The rats restricted to a low protein diet achieved less than half of their expected growth.

Beyond a mere failure to grow, the rats restricted to a low protein diet developed fatty livers, which was suggested to have been a result of disruption of cell proliferation or a disruption of protein synthesis. The rats on a low protein diet were also more susceptible to environmental toxins when compared with the high protein rats, an observation which may indicate the low protein diet was not sufficient for the promotion of tissue recovery from toxic effects.  These findings on toxic effects are further distorted by the quantity of aflatoxin administered to the rats as a carcinogen. The high protein rats were administered double the amount of aflatoxin administered to the low protein rats, receiving 5 parts per million (ppm) in comparison to 2.5 ppm. This discrepancy in carcinogen doses is explained by Campbell in his book, The China Study, as necessary because “5ppm was found to be lethal for [the low protein] dietary group” (Campbell).  The cancer promoting effects of a high casein diet could be the result of a lack of consistency in carcinogen administration.

So what are we to think now? Should we all adopt a whole foods plant based diet in order to stay healthy and continue the war on cancer?
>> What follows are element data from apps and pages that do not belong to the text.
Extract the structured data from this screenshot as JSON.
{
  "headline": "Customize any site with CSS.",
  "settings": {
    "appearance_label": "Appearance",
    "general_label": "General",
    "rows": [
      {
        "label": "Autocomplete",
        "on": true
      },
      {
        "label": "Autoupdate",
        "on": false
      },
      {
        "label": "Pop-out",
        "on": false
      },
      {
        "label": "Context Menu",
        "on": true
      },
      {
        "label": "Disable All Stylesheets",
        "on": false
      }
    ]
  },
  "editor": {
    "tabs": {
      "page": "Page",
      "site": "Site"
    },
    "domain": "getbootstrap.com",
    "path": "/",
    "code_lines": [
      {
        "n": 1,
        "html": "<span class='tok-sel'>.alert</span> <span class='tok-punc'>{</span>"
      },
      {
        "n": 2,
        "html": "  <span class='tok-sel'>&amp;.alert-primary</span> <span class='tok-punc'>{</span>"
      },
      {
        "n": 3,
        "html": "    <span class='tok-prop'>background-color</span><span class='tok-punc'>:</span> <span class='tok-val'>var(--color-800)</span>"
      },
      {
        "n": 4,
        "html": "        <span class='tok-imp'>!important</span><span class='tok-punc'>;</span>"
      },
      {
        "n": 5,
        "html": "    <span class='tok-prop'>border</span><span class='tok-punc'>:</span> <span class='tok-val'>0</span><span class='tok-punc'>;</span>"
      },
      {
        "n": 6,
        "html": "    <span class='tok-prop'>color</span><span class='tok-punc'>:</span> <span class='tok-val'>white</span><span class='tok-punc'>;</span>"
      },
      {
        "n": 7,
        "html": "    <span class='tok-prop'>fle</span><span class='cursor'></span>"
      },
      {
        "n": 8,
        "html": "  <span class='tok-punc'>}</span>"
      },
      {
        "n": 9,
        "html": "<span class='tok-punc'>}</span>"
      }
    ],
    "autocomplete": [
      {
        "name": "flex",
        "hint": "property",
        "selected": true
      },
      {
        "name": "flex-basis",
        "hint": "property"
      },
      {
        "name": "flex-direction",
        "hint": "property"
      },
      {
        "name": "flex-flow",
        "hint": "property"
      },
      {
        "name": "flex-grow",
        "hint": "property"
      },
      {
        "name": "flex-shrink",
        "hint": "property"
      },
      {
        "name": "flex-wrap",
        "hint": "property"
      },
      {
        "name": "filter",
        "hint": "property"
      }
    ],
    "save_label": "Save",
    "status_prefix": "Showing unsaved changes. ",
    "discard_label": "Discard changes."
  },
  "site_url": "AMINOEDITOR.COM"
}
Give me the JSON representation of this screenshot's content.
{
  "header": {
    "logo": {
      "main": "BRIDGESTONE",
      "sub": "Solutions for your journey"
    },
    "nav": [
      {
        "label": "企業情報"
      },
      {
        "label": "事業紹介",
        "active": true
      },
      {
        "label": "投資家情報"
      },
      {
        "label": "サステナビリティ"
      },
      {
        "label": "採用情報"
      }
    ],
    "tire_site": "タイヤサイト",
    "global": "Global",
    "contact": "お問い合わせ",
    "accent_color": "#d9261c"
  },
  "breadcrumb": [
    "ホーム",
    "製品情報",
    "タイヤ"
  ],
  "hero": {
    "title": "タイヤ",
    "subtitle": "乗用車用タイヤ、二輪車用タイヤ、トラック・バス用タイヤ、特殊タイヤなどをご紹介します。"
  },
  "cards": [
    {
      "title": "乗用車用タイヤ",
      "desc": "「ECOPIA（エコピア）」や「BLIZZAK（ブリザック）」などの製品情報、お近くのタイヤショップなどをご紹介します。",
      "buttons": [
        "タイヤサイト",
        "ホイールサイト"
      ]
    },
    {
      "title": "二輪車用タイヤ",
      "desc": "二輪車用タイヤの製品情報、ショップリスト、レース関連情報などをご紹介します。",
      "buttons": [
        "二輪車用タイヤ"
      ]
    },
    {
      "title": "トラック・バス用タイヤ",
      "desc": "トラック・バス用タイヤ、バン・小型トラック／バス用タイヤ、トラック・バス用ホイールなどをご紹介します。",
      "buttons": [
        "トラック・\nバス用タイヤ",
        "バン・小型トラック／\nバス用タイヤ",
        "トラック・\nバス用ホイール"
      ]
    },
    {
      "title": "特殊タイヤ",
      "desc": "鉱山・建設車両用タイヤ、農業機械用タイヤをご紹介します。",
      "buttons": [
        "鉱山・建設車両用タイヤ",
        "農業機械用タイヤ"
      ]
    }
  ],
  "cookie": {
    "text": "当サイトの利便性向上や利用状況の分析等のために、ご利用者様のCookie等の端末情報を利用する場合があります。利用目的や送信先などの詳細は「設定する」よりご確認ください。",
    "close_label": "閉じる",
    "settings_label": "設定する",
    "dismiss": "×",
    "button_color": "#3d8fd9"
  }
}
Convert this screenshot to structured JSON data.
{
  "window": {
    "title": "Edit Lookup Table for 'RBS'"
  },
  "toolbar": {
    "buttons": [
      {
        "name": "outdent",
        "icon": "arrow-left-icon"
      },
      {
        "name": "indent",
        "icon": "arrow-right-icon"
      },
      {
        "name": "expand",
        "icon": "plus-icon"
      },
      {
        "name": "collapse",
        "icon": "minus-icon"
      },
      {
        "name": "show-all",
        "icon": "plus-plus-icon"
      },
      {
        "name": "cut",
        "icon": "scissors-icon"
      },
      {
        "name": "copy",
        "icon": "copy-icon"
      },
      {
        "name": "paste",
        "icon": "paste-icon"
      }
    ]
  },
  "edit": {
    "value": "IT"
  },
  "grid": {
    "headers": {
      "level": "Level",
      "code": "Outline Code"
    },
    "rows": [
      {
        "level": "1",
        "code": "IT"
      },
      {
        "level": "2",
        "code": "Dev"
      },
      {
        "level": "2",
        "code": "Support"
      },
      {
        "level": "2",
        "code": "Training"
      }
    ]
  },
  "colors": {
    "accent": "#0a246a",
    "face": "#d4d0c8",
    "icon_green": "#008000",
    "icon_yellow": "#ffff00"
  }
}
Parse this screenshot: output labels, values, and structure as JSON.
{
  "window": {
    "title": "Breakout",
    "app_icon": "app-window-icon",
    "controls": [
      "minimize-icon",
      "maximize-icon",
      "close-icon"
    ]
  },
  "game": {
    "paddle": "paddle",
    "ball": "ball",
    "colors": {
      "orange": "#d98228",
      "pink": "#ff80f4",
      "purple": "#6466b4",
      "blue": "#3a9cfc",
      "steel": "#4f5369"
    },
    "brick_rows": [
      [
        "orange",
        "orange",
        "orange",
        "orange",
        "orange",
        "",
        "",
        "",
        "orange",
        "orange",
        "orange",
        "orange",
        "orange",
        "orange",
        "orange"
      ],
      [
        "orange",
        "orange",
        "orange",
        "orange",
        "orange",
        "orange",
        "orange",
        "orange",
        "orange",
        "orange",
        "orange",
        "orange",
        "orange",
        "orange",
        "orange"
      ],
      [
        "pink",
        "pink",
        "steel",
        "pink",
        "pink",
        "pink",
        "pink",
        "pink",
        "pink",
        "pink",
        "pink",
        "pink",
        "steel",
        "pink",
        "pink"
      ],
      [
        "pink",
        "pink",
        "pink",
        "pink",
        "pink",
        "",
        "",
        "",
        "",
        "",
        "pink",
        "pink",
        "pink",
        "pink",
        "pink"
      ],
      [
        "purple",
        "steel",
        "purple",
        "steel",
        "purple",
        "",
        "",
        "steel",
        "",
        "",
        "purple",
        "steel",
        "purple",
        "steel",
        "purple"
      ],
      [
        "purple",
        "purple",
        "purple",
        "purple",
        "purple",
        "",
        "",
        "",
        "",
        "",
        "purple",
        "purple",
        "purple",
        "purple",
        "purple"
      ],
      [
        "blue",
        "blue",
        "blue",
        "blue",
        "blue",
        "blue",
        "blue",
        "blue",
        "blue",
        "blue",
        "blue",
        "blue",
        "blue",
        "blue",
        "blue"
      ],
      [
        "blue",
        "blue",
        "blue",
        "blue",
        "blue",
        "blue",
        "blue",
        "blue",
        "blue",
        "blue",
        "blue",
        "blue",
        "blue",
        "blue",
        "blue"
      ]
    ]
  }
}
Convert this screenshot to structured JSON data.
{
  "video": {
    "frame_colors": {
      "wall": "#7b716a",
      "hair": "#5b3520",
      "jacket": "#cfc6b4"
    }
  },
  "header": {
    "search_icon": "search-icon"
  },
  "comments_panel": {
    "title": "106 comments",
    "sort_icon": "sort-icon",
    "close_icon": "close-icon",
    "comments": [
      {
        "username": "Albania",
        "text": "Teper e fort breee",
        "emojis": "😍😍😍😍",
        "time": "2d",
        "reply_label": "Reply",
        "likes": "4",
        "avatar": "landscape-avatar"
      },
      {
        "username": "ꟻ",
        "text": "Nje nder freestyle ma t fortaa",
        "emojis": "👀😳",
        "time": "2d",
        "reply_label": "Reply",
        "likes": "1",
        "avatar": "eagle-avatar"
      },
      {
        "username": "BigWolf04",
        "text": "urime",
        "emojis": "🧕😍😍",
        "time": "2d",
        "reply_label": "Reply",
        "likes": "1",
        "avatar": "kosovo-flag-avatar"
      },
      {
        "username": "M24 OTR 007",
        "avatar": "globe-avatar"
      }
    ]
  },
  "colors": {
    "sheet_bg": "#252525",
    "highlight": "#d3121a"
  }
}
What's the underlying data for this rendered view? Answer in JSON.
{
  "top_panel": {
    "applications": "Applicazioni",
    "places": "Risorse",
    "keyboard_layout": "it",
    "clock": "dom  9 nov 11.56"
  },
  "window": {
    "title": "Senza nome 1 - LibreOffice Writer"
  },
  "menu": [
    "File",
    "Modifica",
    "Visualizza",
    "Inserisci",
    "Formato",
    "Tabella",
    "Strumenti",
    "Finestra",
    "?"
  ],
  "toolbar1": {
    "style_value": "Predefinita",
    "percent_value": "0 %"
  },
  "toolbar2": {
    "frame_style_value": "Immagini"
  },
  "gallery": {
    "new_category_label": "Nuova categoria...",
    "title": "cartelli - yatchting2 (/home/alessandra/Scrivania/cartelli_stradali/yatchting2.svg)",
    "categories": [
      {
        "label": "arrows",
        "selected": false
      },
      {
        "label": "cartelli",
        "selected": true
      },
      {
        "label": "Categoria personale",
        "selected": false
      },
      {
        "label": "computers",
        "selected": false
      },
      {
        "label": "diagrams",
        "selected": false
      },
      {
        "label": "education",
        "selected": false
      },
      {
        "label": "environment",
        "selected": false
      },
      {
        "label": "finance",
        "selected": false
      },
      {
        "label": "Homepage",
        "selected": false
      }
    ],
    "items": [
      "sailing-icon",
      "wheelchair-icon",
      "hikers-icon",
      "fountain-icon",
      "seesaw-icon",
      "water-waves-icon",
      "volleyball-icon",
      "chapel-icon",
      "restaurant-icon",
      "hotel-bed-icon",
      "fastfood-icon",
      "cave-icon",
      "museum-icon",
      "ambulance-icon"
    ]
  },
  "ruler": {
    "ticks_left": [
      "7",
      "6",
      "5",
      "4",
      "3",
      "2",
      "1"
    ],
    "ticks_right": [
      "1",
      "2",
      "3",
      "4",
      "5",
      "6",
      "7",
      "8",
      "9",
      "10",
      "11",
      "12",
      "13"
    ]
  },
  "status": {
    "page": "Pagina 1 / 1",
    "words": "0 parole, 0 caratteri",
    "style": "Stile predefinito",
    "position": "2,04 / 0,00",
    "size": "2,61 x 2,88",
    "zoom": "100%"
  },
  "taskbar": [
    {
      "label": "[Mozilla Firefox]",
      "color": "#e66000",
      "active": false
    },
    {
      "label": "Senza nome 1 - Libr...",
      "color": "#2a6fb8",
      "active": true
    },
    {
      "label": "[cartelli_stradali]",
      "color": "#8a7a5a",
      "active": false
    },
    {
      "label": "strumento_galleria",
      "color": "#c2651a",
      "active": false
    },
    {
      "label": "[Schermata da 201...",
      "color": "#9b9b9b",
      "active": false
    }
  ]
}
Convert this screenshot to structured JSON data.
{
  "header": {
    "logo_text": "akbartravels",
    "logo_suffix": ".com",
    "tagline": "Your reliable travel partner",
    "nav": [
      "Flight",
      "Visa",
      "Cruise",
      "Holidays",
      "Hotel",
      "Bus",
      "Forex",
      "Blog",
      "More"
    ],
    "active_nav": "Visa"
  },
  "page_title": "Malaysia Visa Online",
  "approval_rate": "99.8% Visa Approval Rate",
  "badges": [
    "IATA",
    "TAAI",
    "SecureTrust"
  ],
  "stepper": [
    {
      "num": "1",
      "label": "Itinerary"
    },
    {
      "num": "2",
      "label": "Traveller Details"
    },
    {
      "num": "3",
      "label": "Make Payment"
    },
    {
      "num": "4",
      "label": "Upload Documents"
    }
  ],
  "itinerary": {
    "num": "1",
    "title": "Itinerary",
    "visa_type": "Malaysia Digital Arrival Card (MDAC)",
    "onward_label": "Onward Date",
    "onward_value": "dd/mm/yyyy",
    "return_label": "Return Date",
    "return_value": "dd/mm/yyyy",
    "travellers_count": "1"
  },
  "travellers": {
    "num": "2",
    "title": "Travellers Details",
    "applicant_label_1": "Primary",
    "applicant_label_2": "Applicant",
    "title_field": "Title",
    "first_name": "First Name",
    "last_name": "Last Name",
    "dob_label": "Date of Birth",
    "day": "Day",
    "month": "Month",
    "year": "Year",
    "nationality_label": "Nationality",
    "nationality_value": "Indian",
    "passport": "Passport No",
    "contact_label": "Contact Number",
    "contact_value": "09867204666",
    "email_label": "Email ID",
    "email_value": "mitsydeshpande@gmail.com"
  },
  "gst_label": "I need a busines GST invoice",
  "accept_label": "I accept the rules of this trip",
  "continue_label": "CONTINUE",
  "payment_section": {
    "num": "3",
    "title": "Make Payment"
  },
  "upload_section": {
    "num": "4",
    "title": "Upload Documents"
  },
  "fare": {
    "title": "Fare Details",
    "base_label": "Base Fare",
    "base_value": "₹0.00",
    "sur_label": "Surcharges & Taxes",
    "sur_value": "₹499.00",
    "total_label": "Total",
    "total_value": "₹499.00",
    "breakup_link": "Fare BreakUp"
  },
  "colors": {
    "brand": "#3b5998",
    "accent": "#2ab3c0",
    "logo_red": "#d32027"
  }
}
Is our diet really what’s killing us? The documentary presented many testimonials of people who adopted this lifestyle of plant-based nutrition and no longer required their medications for conditions like hypertension, type II diabetes, or even cancer, but as I have just commented on, the presentation of data is the key. In this post I explored only one of the experiments cited in the documentary and exposed the unfavorable results the producers apparently forgot. It is true that the low protein rats developed less tumors and showed fewer signs of cancer, but cancer is only one part of the story, only one disease that will kill us before we reach the Hayflick limit.

What are your thoughts now?    


"“Forks Over Knives”: Is the Science Legit? (A Review and Critique)." Raw Foods SOS: Rescuing Helath Food from Bad Science. Raw Foods SOS, 22 Sep 2011. Web. 11 Jun 2012. <>.

Fulkerson , Lee, dir. Forks Over Knives. "“Forks Over Knives”: Is the Science Legit? (A Review and Critique)." Raw Foods SOS: Rescuing Helath Food from Bad Science. Raw Foods SOS, 22 Sep 2011. Web. 11 Jun 2012. . , 2011. Film.

Masterjohn, Chris. "The Curious Case of Cambell's Rats." Weston A Price Blogs. Weston A Price Foundation, 22 Sep 2010. Web. 11 Jun 2012. <>.